→ **Required action**: In how many lines of the data below does the word "location" appear? Reply with the number and nothing more.

→ **Exercise material**:
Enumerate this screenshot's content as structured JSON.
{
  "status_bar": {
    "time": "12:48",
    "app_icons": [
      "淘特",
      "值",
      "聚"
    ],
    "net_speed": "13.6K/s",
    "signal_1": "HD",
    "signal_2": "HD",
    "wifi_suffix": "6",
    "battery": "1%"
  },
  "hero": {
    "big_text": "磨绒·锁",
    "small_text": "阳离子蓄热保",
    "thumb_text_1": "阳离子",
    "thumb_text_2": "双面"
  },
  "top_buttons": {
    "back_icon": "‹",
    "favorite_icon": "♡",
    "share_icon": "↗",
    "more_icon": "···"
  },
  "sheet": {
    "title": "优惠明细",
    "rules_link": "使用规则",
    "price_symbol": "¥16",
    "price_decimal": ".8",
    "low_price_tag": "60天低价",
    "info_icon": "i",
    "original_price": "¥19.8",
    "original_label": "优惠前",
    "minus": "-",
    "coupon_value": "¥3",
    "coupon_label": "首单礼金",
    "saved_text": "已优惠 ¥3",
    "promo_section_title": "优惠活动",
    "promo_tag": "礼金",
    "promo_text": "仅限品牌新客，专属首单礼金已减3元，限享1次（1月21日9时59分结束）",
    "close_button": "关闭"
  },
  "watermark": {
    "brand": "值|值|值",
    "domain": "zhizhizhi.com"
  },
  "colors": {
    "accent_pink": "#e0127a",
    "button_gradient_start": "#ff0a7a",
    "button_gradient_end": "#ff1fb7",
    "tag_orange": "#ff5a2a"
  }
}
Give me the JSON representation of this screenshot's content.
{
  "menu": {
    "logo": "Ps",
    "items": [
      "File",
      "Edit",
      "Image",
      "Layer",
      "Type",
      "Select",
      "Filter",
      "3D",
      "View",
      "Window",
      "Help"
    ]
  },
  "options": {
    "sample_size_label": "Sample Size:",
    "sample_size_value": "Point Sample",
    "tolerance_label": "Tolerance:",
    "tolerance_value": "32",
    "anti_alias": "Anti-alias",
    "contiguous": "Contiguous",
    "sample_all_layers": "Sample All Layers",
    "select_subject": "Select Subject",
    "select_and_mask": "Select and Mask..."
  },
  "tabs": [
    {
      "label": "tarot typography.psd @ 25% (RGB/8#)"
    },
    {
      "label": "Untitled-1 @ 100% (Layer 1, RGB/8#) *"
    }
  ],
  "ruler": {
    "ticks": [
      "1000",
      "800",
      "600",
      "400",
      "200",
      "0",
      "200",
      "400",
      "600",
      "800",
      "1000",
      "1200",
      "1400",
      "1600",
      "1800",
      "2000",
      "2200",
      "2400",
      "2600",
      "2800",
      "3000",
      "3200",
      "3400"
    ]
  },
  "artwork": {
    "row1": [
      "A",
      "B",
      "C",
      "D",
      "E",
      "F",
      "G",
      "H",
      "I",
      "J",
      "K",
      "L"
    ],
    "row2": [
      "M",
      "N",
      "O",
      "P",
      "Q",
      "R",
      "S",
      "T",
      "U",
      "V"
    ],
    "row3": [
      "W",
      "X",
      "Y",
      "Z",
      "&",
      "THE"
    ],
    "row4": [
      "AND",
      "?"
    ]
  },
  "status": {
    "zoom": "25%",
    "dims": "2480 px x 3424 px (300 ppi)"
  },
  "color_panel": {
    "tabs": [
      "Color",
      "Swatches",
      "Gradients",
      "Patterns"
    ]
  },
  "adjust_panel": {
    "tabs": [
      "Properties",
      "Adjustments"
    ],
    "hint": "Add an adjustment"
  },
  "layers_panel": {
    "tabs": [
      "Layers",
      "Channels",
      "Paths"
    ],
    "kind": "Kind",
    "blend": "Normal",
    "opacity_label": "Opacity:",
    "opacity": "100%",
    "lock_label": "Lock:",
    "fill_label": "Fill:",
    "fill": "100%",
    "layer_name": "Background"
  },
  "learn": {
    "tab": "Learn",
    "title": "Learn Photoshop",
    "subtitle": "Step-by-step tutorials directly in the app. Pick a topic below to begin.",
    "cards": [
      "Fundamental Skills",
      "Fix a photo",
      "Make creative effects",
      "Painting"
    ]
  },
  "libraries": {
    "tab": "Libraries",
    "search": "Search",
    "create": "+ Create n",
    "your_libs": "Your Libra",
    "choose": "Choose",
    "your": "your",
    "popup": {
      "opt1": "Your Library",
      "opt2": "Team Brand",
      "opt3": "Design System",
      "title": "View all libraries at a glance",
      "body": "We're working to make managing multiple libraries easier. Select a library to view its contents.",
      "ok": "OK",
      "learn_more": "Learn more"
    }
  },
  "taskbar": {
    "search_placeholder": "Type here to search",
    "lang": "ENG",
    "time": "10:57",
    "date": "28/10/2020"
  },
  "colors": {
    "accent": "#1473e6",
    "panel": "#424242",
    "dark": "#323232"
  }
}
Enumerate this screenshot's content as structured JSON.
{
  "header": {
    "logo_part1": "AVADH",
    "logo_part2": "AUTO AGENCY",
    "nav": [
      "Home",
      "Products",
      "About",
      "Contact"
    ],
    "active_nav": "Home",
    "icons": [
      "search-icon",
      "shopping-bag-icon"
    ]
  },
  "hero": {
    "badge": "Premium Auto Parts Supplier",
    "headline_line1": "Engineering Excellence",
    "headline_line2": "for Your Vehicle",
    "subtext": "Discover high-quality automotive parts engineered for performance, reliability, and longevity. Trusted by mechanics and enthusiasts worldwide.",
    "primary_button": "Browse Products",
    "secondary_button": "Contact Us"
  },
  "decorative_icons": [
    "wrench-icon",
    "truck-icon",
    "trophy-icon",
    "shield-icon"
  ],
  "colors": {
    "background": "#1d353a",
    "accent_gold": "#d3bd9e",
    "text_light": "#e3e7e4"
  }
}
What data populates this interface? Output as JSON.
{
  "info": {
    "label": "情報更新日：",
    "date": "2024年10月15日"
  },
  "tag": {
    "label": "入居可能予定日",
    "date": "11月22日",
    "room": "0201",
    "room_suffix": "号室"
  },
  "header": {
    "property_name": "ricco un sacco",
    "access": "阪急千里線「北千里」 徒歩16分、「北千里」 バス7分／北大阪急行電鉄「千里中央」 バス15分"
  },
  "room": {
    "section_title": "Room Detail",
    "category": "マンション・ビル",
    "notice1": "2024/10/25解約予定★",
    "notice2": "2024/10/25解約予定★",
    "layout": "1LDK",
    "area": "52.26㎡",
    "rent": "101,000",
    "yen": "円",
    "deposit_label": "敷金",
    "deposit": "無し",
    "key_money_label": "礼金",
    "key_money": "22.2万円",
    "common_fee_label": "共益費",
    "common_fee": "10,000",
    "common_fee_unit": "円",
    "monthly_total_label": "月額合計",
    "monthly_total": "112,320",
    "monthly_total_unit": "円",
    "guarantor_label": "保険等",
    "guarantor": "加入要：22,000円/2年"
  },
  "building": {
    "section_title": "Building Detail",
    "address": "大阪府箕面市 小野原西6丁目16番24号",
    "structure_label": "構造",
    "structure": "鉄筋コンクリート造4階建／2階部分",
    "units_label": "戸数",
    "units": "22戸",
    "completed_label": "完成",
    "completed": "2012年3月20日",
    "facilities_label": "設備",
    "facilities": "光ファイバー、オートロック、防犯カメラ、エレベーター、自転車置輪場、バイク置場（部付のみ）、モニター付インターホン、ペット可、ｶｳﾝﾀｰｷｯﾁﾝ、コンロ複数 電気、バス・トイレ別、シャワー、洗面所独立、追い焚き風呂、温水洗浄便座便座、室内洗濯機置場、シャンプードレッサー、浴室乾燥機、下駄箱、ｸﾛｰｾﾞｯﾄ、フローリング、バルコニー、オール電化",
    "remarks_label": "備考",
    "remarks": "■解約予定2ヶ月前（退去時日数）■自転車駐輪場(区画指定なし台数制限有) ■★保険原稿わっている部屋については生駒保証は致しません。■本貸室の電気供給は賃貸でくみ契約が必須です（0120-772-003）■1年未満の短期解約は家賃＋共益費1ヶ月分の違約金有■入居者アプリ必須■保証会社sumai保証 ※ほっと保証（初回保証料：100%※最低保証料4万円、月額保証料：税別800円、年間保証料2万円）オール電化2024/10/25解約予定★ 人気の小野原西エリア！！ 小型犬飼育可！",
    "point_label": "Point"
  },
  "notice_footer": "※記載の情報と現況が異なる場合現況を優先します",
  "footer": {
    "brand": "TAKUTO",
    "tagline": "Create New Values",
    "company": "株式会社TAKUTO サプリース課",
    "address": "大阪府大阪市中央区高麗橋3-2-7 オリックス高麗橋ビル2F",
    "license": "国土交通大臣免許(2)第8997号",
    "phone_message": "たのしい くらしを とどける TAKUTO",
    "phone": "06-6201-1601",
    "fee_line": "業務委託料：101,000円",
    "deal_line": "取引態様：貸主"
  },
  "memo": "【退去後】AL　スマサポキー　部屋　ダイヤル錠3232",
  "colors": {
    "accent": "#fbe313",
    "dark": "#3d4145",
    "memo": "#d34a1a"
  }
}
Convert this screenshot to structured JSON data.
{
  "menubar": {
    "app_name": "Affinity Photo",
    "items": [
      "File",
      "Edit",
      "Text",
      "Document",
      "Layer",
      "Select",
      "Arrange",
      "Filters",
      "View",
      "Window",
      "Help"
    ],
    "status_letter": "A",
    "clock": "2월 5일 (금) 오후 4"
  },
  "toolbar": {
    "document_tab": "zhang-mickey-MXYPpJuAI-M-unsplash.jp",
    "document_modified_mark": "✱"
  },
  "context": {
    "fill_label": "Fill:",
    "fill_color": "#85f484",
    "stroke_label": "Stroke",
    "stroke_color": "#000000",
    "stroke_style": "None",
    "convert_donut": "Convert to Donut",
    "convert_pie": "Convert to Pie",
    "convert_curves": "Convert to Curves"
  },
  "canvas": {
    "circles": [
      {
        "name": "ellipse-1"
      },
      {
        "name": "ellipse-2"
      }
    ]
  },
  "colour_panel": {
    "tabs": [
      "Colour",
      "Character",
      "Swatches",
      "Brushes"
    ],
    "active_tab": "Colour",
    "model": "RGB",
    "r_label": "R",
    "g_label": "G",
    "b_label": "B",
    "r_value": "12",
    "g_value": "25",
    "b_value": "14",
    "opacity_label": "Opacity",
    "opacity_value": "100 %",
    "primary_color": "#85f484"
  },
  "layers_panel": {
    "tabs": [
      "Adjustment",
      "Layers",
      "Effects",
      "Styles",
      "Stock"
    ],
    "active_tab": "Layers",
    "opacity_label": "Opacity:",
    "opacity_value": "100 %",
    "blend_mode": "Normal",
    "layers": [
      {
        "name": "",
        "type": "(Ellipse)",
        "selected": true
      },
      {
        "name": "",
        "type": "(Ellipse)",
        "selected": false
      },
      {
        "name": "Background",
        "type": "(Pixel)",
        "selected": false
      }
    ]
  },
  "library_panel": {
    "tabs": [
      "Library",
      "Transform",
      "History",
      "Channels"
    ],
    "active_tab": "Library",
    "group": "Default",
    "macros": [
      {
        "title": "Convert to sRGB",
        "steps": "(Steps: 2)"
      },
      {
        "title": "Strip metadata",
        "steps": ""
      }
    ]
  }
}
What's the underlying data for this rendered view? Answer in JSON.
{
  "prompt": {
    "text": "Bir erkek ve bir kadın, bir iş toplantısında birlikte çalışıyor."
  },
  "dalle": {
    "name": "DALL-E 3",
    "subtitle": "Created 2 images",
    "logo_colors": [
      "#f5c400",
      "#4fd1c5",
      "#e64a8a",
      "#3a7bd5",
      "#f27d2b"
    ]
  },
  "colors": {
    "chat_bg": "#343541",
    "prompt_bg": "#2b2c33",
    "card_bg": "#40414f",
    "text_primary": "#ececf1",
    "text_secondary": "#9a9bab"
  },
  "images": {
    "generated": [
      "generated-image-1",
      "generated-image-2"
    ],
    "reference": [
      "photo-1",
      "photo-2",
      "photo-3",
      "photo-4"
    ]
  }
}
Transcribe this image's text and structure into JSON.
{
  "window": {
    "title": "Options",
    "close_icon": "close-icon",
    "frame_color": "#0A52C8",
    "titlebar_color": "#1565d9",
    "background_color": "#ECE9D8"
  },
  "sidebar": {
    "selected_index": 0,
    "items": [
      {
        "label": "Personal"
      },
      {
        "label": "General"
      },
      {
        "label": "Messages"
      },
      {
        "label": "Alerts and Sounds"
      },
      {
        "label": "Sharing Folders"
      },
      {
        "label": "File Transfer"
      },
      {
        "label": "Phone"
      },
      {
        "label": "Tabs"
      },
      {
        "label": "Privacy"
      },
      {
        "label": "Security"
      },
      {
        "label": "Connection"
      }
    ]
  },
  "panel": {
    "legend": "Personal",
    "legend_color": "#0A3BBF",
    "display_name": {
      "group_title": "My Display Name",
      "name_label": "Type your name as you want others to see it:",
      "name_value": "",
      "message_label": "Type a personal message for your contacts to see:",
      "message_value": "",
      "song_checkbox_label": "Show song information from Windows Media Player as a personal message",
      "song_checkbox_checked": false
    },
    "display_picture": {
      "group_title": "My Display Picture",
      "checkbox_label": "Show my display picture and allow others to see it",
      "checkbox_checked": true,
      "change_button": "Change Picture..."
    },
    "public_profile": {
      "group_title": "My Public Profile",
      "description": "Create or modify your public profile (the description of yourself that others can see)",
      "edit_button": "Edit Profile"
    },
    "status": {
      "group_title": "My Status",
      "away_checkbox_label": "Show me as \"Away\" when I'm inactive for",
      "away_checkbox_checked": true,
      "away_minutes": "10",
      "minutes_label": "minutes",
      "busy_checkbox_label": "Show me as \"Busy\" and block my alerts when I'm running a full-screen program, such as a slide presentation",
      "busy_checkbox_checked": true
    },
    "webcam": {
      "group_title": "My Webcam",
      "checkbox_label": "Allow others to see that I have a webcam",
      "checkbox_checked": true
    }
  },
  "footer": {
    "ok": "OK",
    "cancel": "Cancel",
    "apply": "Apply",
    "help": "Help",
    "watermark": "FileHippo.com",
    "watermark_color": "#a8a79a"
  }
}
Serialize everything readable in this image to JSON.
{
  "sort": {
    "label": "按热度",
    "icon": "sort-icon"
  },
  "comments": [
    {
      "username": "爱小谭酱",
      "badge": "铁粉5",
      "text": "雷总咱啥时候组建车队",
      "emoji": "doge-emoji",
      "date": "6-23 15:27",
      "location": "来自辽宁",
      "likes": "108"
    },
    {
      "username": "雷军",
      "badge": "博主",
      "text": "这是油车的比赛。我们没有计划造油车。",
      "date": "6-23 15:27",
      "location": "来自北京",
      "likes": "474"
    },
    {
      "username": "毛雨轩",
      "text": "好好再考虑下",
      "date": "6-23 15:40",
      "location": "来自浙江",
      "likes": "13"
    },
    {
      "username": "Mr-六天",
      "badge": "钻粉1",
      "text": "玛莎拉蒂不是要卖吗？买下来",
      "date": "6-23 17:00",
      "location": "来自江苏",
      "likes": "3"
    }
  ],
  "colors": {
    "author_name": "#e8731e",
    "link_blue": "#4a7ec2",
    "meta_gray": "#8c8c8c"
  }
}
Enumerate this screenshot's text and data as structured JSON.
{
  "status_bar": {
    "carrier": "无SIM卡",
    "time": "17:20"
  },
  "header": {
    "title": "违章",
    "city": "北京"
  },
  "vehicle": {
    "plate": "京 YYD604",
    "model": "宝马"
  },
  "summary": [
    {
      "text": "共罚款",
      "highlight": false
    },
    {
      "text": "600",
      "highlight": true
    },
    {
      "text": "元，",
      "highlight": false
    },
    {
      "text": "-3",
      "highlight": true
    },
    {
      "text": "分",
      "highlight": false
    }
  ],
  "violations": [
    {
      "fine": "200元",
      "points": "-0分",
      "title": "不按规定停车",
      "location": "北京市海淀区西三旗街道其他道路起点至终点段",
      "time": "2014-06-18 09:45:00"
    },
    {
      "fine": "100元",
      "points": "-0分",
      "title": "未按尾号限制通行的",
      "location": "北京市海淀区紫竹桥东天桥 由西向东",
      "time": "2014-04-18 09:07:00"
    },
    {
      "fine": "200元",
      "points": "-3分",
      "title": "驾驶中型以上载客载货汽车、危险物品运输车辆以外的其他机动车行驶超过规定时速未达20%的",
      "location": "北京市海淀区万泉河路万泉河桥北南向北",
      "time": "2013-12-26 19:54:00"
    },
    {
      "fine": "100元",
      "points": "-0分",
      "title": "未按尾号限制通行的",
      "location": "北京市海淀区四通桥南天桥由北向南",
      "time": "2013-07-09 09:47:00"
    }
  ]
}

→ **Result for this task**: 8